Scratch is a product developed by MIT with the aim of making programming accessible to all. Teachers can apply for an educator account which allows them to facilitate student projects. The Scratch community can be a powerful learning tool for students, by looking inside projects they like, they can learn from others and even create their own spin-offs of their projects.
Microsoft Make Code is a free, open source platform for creating engaging computer science learning experiences that support a progression path into real-world programming. It includes a simulator, block code editor and java-script editor that work with a variety of different components. This is a great tool for facilitating project based learning using Micro:bits. These handheld, programmable micro-computers, can be used for all sorts of creations and I really enjoy letting my students go and seeing what they create.
The Hour of Code website provides a library of free activities that engage children in coding. These are not open ended like Scratch or Microsoft Make Code, but they do help children learn the basic concepts of coding in easy to understand projects. When I am looking to extend students to some of the deeper concepts of programming, I connect them with Khan Academy. Their Computer Programming course is interactive and self-paced and is perfect for motivated learners who want to learn more.

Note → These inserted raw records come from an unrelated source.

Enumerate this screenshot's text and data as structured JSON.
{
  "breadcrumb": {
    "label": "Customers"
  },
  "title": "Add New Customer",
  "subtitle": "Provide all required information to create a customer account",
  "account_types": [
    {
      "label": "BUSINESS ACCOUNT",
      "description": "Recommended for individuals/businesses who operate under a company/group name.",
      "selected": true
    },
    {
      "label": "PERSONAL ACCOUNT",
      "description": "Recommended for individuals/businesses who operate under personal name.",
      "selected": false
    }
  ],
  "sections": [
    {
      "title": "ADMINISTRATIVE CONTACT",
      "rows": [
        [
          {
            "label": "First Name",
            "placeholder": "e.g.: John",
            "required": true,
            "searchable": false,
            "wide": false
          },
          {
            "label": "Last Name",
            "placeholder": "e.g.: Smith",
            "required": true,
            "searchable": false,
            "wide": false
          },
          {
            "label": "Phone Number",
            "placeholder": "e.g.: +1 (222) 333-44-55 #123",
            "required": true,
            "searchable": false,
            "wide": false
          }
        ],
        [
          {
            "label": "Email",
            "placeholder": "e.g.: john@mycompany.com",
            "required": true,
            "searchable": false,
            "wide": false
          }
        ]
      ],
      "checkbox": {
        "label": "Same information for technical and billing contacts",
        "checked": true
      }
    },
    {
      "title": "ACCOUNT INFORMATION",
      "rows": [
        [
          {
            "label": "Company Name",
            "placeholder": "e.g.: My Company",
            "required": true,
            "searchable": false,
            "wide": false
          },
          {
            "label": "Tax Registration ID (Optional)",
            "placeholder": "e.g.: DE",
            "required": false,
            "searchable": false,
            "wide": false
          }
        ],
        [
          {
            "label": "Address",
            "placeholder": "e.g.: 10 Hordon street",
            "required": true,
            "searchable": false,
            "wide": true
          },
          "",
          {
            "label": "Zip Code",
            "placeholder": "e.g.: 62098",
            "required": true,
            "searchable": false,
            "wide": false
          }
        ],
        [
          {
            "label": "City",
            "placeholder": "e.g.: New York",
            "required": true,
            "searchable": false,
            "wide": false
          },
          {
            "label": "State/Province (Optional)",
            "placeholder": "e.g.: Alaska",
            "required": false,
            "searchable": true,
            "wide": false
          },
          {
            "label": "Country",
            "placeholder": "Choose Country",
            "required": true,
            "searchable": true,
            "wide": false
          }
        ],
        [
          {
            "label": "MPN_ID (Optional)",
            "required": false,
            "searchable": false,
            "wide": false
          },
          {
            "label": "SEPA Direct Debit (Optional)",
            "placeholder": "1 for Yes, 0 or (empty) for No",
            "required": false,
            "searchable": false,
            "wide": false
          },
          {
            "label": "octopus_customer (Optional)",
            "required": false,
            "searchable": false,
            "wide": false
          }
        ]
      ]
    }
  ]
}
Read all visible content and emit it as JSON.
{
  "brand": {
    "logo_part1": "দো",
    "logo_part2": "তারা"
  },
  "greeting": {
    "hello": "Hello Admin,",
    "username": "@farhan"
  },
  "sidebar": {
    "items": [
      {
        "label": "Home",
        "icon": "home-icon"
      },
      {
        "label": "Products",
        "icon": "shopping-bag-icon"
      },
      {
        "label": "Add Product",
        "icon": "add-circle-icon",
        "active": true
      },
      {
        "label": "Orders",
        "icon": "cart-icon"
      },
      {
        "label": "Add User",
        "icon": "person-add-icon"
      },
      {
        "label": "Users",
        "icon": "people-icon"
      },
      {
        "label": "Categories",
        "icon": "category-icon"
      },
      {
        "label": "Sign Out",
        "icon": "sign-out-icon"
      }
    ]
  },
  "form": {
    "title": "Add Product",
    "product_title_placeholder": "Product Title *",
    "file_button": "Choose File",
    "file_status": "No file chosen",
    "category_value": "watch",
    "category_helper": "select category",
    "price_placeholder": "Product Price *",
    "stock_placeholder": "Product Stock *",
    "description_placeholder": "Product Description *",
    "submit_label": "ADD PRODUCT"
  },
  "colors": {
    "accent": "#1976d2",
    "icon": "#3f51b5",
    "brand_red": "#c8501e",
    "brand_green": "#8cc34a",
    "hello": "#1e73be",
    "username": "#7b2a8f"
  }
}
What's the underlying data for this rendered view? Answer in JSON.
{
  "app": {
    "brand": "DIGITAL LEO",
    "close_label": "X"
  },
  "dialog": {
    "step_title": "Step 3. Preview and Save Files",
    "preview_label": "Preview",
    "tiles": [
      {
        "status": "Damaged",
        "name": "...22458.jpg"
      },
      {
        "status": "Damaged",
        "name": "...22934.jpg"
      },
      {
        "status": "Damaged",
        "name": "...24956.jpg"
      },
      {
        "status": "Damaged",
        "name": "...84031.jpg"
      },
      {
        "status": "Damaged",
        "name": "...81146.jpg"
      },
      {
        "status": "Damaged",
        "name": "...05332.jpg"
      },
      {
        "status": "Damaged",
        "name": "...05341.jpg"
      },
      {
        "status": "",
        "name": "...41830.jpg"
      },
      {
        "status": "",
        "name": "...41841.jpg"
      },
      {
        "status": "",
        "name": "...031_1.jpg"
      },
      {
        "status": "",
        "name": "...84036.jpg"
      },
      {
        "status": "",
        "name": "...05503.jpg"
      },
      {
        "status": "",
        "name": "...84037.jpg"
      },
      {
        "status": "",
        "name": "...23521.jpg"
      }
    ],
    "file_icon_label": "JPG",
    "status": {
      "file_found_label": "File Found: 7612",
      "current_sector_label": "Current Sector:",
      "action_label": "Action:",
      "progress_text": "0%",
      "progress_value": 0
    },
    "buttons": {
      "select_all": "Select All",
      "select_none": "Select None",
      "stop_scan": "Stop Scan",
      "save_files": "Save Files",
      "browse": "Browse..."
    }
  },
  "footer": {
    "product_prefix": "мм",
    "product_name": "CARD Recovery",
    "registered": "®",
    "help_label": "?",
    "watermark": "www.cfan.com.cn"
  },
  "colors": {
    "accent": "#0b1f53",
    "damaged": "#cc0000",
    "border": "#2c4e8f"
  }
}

Yadav, A., & Cooper, S. (2017). Fostering creativity through computing. Communications of the ACM., 60(2), 31-33